No stop is similar, but here’s an understandable pattern at Fangio’s defensive improving with time. San Francisco ranked 22nd in scoring defense in his first year in 2011 and No. 8 in his final year in 2014. Chicago progressed from 14th under Fangio in 2015 to third in 2017. Denver rose from 12th in 2019 to eighth in 2010.

Can the Dolphins defense be good right away?

3. Mike McDaniel.

McDaniel was asked to do two formidable things in his first year as head coach: Make the playoffs and show who Tagovailoa is. Check and check. So, his first year was a big-picture success.

The smaller picture matters this second year, too. Getting plays in on time? That’s a start. Also, Don Shula would vomit if his team tied for the most penalties (118) in the league as the Dolphins did last season. That included a league-high 46 pre-snap penalties.

Next: The Dolphins ranked 31st in rushing attempts. Sure, receivers Tyreek Hill and Jaylen Waddle are the threats of this offense. But you can’t have glaring numbers like 31st. By running so little the Dolphins never controlled the clock and the defense was on the field more than all but six teams.

The offensive coordinator in McDaniel just thinks of scoring. But the head coach has to manage the game and that’s what needs to improve from a good overall first year.

4. The AFC

Shouldn’t the AFC petition the league to hand over an NFC playoff berth? Ten AFC teams have legitimate ideas of the playoffs right now. My picks: Jacksonville, Kansas City, Cincinnati, Miami, Buffalo, Los Angeles Chargers and Baltimore.

Eliminated: Pittsburgh, Cleveland and the N.Y. Jets. See how tough it is? That’s not even counting a potentially scary team like Tennessee. It plays in the putrid AFC South with weaklings Houston and Indianapolis and has a schedule with rebuilding Tampa Bay and Carolina. That’s six gimmes.

5. Tua Tagovailoa.
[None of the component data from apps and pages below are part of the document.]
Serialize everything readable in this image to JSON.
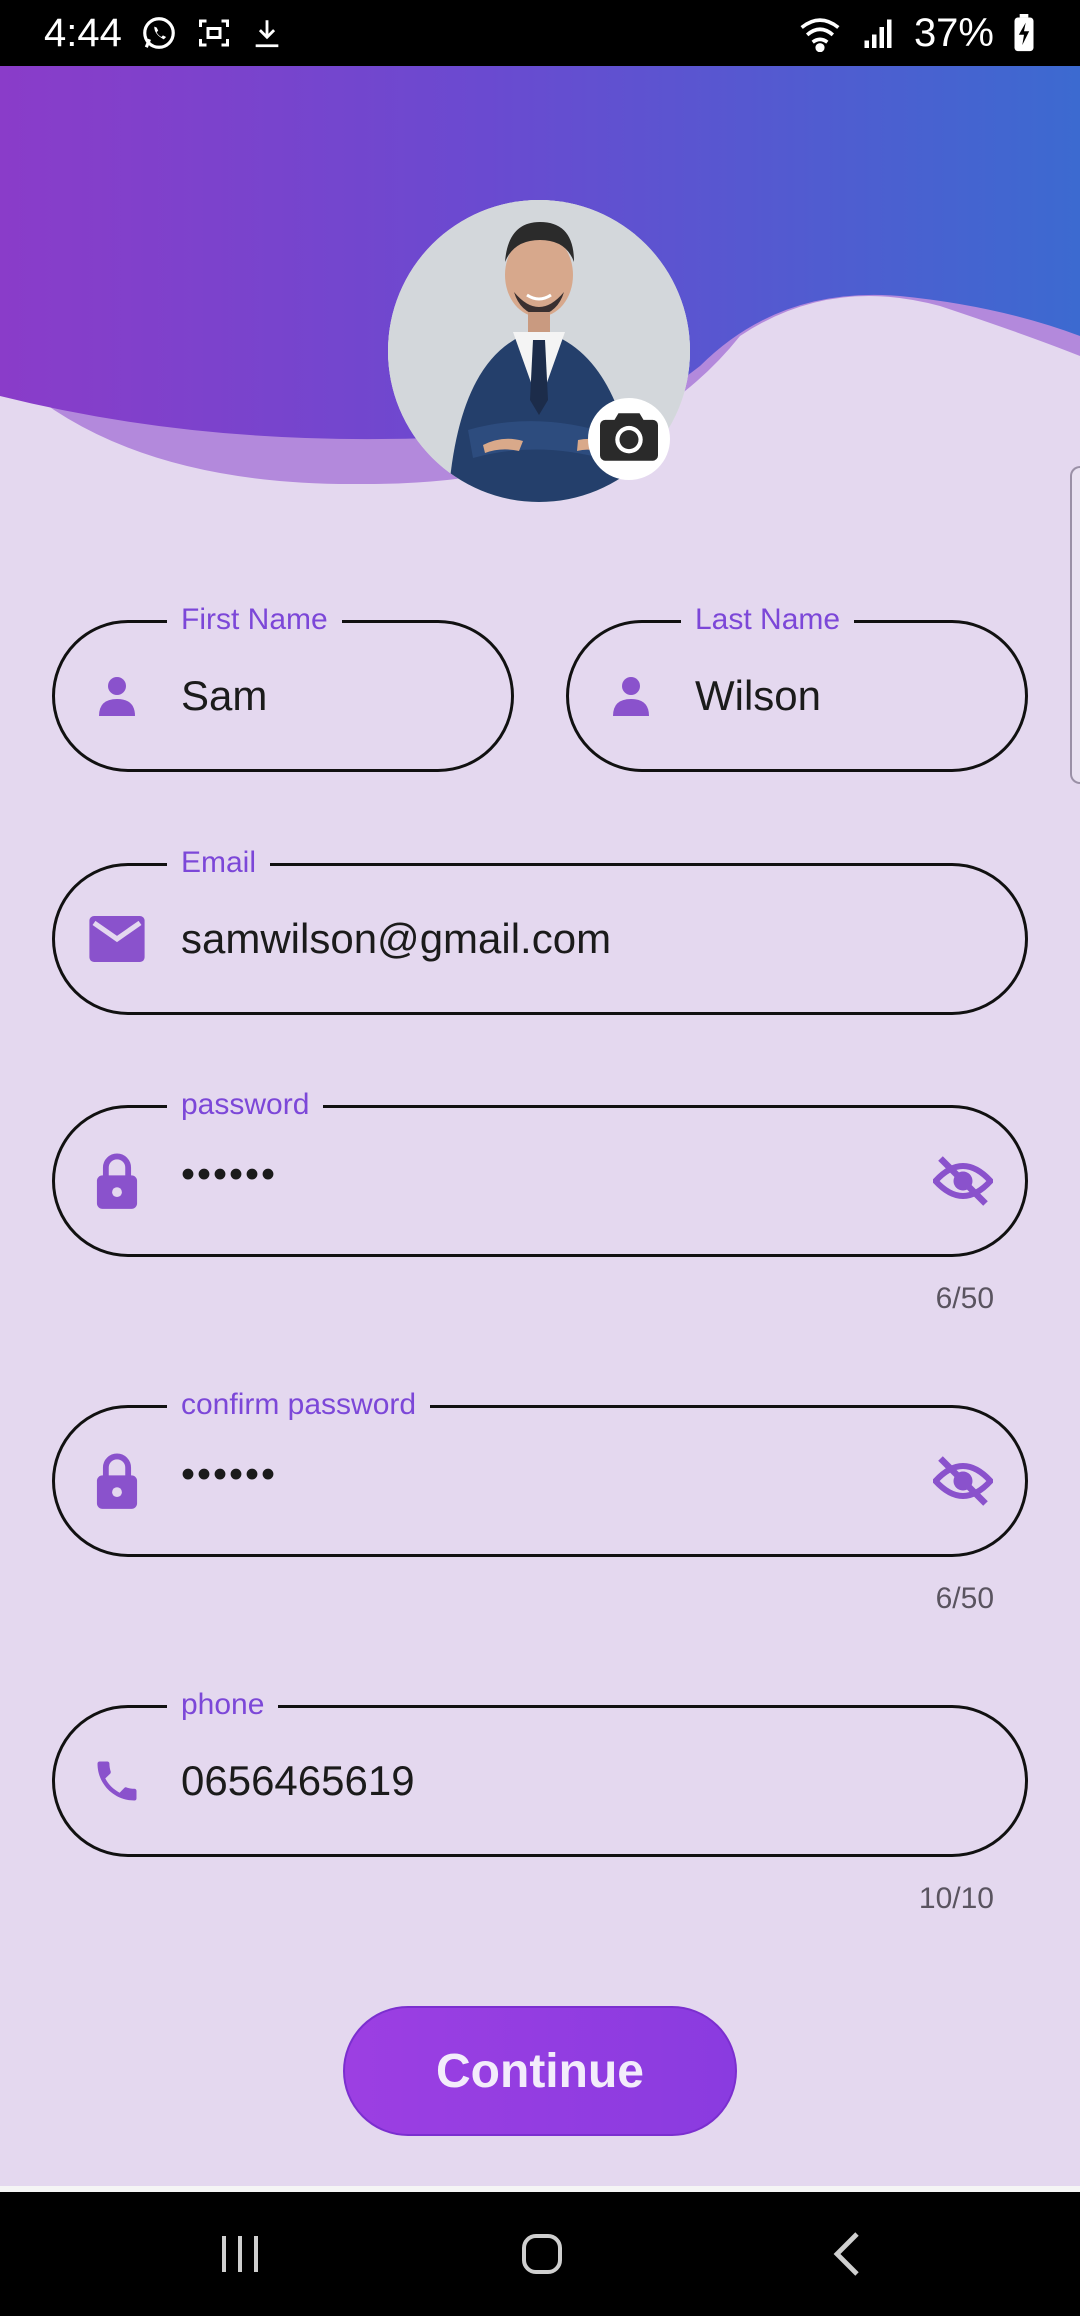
{
  "status_bar": {
    "time": "4:44",
    "battery": "37%",
    "icons": [
      "whatsapp-icon",
      "screen-record-icon",
      "download-icon",
      "wifi-icon",
      "signal-icon",
      "battery-charging-icon"
    ]
  },
  "header": {
    "avatar_alt": "profile-photo",
    "camera_icon": "camera-icon"
  },
  "form": {
    "first_name": {
      "label": "First Name",
      "value": "Sam",
      "icon": "person-icon"
    },
    "last_name": {
      "label": "Last Name",
      "value": "Wilson",
      "icon": "person-icon"
    },
    "email": {
      "label": "Email",
      "value": "samwilson@gmail.com",
      "icon": "mail-icon"
    },
    "password": {
      "label": "password",
      "value": "••••••",
      "counter": "6/50",
      "icon": "lock-icon",
      "toggle_icon": "visibility-off-icon"
    },
    "confirm_password": {
      "label": "confirm password",
      "value": "••••••",
      "counter": "6/50",
      "icon": "lock-icon",
      "toggle_icon": "visibility-off-icon"
    },
    "phone": {
      "label": "phone",
      "value": "0656465619",
      "counter": "10/10",
      "icon": "phone-icon"
    }
  },
  "continue_label": "Continue",
  "nav": [
    "recents-icon",
    "home-icon",
    "back-icon"
  ],
  "colors": {
    "accent": "#7c47d8",
    "background": "#e4d8ef",
    "header_gradient_start": "#8a3cc9",
    "header_gradient_end": "#3c6ad0",
    "button": "#9c3fe2"
  }
}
He took a good step forward last year. Does he have another one in him? He’s accurate, intuitive, popular and productive. Now, beyond staying healthy, he has to become consistent. His good numbers last year came essentially in four games that he completed (Detroit, Chicago, Cleveland and Baltimore).

That’s not enough this year. This is a division where Buffalo’s Josh Allen and the Jets’ Rodgers are expected to win games. Tagovailoa has to take the next step and join them.

5. The schedule.

It’s brutal. The Dolphins have the third-toughest schedule based on Las Vegas win totals. There’s just one gimme on it — a home-in-the-heat October game against Carolina. But the full truth of the schedule’s toughness goes a little deeper.

Take their games against the Jets. The Dolphins have to play in New York on the Friday after Thanksgiving, a marginal disadvantage for the road team on that short week. Now, throw in the rematch in December. The Jets play on Sunday before it and the Dolphins play the Monday Night. So they’re on a short week again.

A little thing? Sure. But as Shula (him again) once said when a ref said a penalty was only five yards — “Five yards is my life!”. This season will come down to little things after the big component of health.

Hold your breath for a healthier fall than summer, Dolphins fans.

And don’t exhale until January.